MUMBAI, INDIA – When Pope Francis issued a decree in January stating that the Holy Thursday foot-washing rite should no longer be limited to men, it sparked widespread debate and led to a clarification from the Vatican’s top official for liturgy that the inclusion of women is an option rather than a mandate.

In the 22 Eastern churches in communion with Rome, however, the debate has taken a slightly different turn, focusing on whether the pope’s edict applies to them in the first place.

In an email interview with Crux, Father Paul Thelakat, editor of Light of Truth and a former spokesman of the Syro-Malabar Church in India noted that the “pope has made a change in the ritual of Latin Church. But as far as the oriental Catholics are concerned, ritual changes are made not by the pope but by the synod of bishops of the particular church.”

Thelakat said that’s the position of the two Eastern churches in India, including his own and the Syro-Malankara church.

Yet another Indian priest, a member of the Capuchin Franciscans named Father Nithiya Sagayam, believes the churches should go with the pope.

“The intent of the proposed change in washing of feet was to go back into the mind and heart of Jesus to become low as a servant,” he said.

“The church has to revive herself to make herself more and more meaningful in closely following Jesus.
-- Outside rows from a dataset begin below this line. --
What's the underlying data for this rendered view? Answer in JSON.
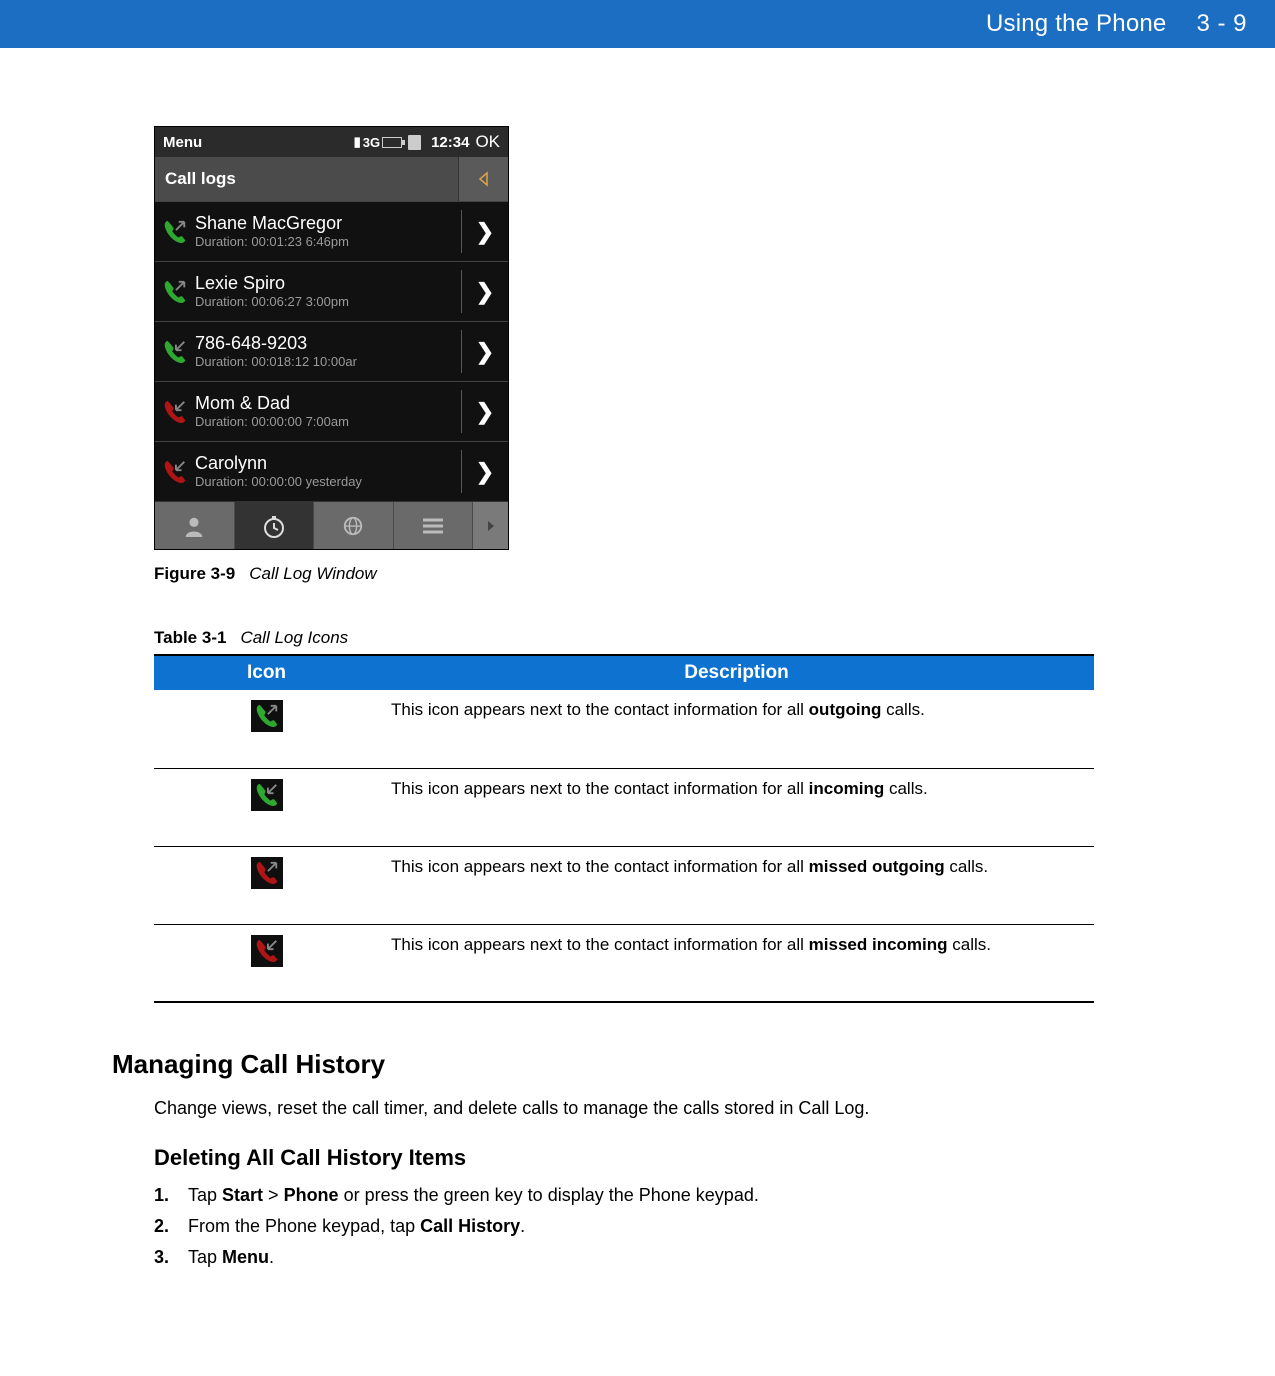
{
  "header": {
    "title": "Using the Phone",
    "page": "3 - 9"
  },
  "phone": {
    "status": {
      "menu": "Menu",
      "net": "3G",
      "time": "12:34",
      "ok": "OK"
    },
    "headerLabel": "Call logs",
    "rows": [
      {
        "name": "Shane MacGregor",
        "detail": "Duration: 00:01:23 6:46pm",
        "type": "outgoing"
      },
      {
        "name": "Lexie Spiro",
        "detail": "Duration: 00:06:27 3:00pm",
        "type": "outgoing"
      },
      {
        "name": "786-648-9203",
        "detail": "Duration: 00:018:12     10:00ar",
        "type": "incoming"
      },
      {
        "name": "Mom & Dad",
        "detail": "Duration: 00:00:00 7:00am",
        "type": "missed"
      },
      {
        "name": "Carolynn",
        "detail": "Duration: 00:00:00 yesterday",
        "type": "missed"
      }
    ]
  },
  "figureCaption": {
    "label": "Figure 3-9",
    "title": "Call Log Window"
  },
  "tableCaption": {
    "label": "Table 3-1",
    "title": "Call Log Icons"
  },
  "tableHeaders": {
    "icon": "Icon",
    "description": "Description"
  },
  "tableRows": [
    {
      "prefix": "This icon appears next to the contact information for all ",
      "bold": "outgoing",
      "suffix": " calls.",
      "icon": "outgoing"
    },
    {
      "prefix": "This icon appears next to the contact information for all ",
      "bold": "incoming",
      "suffix": " calls.",
      "icon": "incoming"
    },
    {
      "prefix": "This icon appears next to the contact information for all ",
      "bold": "missed outgoing",
      "suffix": " calls.",
      "icon": "missed-outgoing"
    },
    {
      "prefix": "This icon appears next to the contact information for all ",
      "bold": "missed incoming",
      "suffix": " calls.",
      "icon": "missed-incoming"
    }
  ],
  "section": {
    "h2": "Managing Call History",
    "p": "Change views, reset the call timer, and delete calls to manage the calls stored in Call Log.",
    "h3": "Deleting All Call History Items",
    "steps": [
      {
        "num": "1.",
        "parts": [
          "Tap ",
          "Start",
          " > ",
          "Phone",
          " or press the green key to display the Phone keypad."
        ]
      },
      {
        "num": "2.",
        "parts": [
          "From the Phone keypad, tap ",
          "Call History",
          "."
        ]
      },
      {
        "num": "3.",
        "parts": [
          "Tap ",
          "Menu",
          "."
        ]
      }
    ]
  }
}
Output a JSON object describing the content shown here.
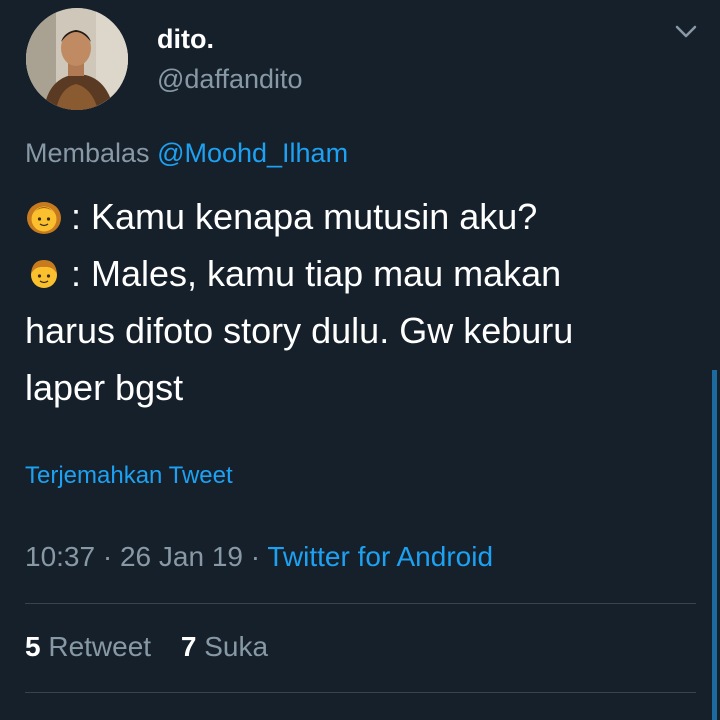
{
  "author": {
    "display_name": "dito.",
    "handle": "@daffandito",
    "avatar_icon": "user-avatar-photo"
  },
  "reply": {
    "prefix": "Membalas",
    "mention": "@Moohd_Ilham"
  },
  "tweet": {
    "line1_emoji": "girl-emoji",
    "line1_text": ": Kamu kenapa mutusin aku?",
    "line2_emoji": "boy-emoji",
    "line2_text": ": Males, kamu tiap mau makan",
    "line3_text": "harus difoto story dulu. Gw keburu",
    "line4_text": "laper bgst"
  },
  "translate_label": "Terjemahkan Tweet",
  "meta": {
    "time": "10:37",
    "date": "26 Jan 19",
    "separator": "·",
    "source": "Twitter for Android"
  },
  "stats": {
    "retweets_count": "5",
    "retweets_label": "Retweet",
    "likes_count": "7",
    "likes_label": "Suka"
  },
  "colors": {
    "background": "#15202b",
    "accent": "#1da1f2",
    "secondary_text": "#8899a6",
    "divider": "#38444d"
  }
}
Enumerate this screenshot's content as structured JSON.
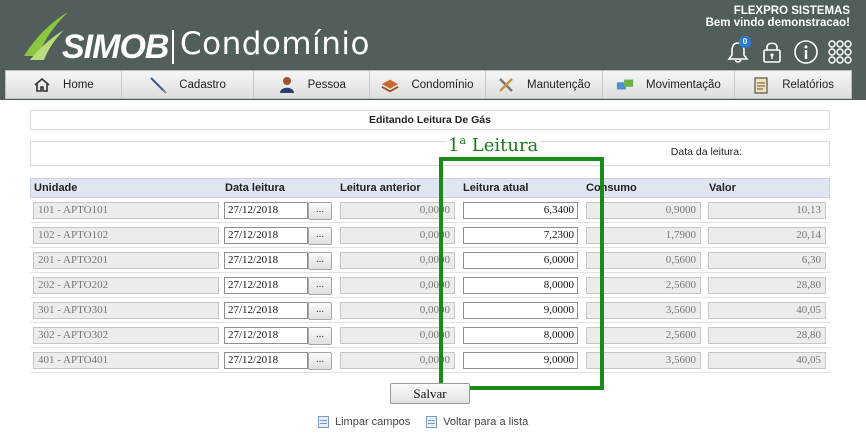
{
  "header": {
    "logo_simob": "SIMOB",
    "logo_condominio": "Condomínio",
    "company_name": "FLEXPRO SISTEMAS",
    "welcome": "Bem vindo demonstracao!",
    "notification_count": "0"
  },
  "nav": [
    {
      "label": "Home",
      "icon": "home-icon"
    },
    {
      "label": "Cadastro",
      "icon": "pen-icon"
    },
    {
      "label": "Pessoa",
      "icon": "person-icon"
    },
    {
      "label": "Condomínio",
      "icon": "building-icon"
    },
    {
      "label": "Manutenção",
      "icon": "tools-icon"
    },
    {
      "label": "Movimentação",
      "icon": "exchange-icon"
    },
    {
      "label": "Relatórios",
      "icon": "report-icon"
    }
  ],
  "panel": {
    "title": "Editando Leitura De Gás",
    "date_label": "Data da leitura:"
  },
  "annotation": {
    "number": "1",
    "sup": "a",
    "text": "Leitura"
  },
  "table": {
    "headers": [
      "Unidade",
      "Data leitura",
      "Leitura anterior",
      "Leitura atual",
      "Consumo",
      "Valor"
    ],
    "dots_label": "...",
    "rows": [
      {
        "unidade": "101 - APTO101",
        "data": "27/12/2018",
        "anterior": "0,0000",
        "atual": "6,3400",
        "consumo": "0,9000",
        "valor": "10,13"
      },
      {
        "unidade": "102 - APTO102",
        "data": "27/12/2018",
        "anterior": "0,0000",
        "atual": "7,2300",
        "consumo": "1,7900",
        "valor": "20,14"
      },
      {
        "unidade": "201 - APTO201",
        "data": "27/12/2018",
        "anterior": "0,0000",
        "atual": "6,0000",
        "consumo": "0,5600",
        "valor": "6,30"
      },
      {
        "unidade": "202 - APTO202",
        "data": "27/12/2018",
        "anterior": "0,0000",
        "atual": "8,0000",
        "consumo": "2,5600",
        "valor": "28,80"
      },
      {
        "unidade": "301 - APTO301",
        "data": "27/12/2018",
        "anterior": "0,0000",
        "atual": "9,0000",
        "consumo": "3,5600",
        "valor": "40,05"
      },
      {
        "unidade": "302 - APTO302",
        "data": "27/12/2018",
        "anterior": "0,0000",
        "atual": "8,0000",
        "consumo": "2,5600",
        "valor": "28,80"
      },
      {
        "unidade": "401 - APTO401",
        "data": "27/12/2018",
        "anterior": "0,0000",
        "atual": "9,0000",
        "consumo": "3,5600",
        "valor": "40,05"
      }
    ]
  },
  "actions": {
    "save_label": "Salvar",
    "clear_label": "Limpar campos",
    "back_label": "Voltar para a lista"
  },
  "colors": {
    "header_bg": "#515e5c",
    "logo_green": "#8cc63f",
    "annotation_green": "#1a8a1a",
    "table_header_bg": "#dfe6f1"
  }
}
When it is convenient, we are ready to shift anything. But when it touches our life towards conversion, we find any number of philosophy to escape”.

The head of India’s Syro-Malankara Church head, Cardinal Mar Baselios Cleemis, who was earlier this month re-elected as the head of the Catholic Bishops’ Conference in India (CBCI), said that for the Holy Thursday rite this year, anyway, his church would stick to the Eastern tradition of including only men.

Cleemis said they would consult other Eastern churches before making a decision on the change suggested by Vatican, adding that the pope has only suggested the inclusion of women in the Rite and that it did not amount to a decree.

In Kerala, Cardinal George Alencherry, the head of the Syro-Malabar Church, washed the feet of 12 men only on Holy Thursday.

Sagayam, who was commissioned by Pope Francis as a “Missionary of Mercy” during his special jubilee year, says that attitudes of male dominance and gender inequality remain woven into the structures of the Indian Church.

Sagayam, who served on Justice and Peace commissions of both the Indian and the Asian bishops conferences, also lashes out at what sees as the “caste-based discrimination” among the clergy and religious congregations of men and women, such as the election of major superiors with “caste votes.”

“The Church, which is known for its radical stand against unjust structures has not come up strongly when it comes to social evils both within the church and without, with monitoring mechanism and executive power on caste and gender based discriminations and other social evils,” Sagayam said.

“We must know the history of the gift given to those whose feet were washed and kissed,” he said, citing the tradition of a bishop washing, drying and kissing the feet of “Thirteen” poor people after having dressed them, fed them and given them a charitable donation, saying the ritual carries with it the idea of lifting up the poor, the neglected and downtrodden.

“It was a shame on us, church leaders, to block the holy spirit,” Sagayam said, referring to not including women in the rite this year. He noted the irony that the Indian government has recently taken measures to boost the representation of women, but so far similar steps have not been taken by the Church.

“If the government can do it, how much more should the Catholic Church be eager to take up a counter-cultural [stance] that comes from Biblical Justice?” he asked.

“This prophetic tradition seems to be missing in our Indian Christian life today,” Sagayam said, “as there is more temptation towards managements of prestigious institutions rather than imbibing the spirit of the Gospel that gives good news to the poor and the oppressed.”

“The poor are in our rural areas, looking for an answer to their cry,” he said. “Mother Theresa of Kolkatta, soon to be a saint, and many others did not speak of cultural accommodation but created a counter-culture”.

Nirmala Carvalho is a Catholic journalist based in Mumbai, India, and a contributor to Crux.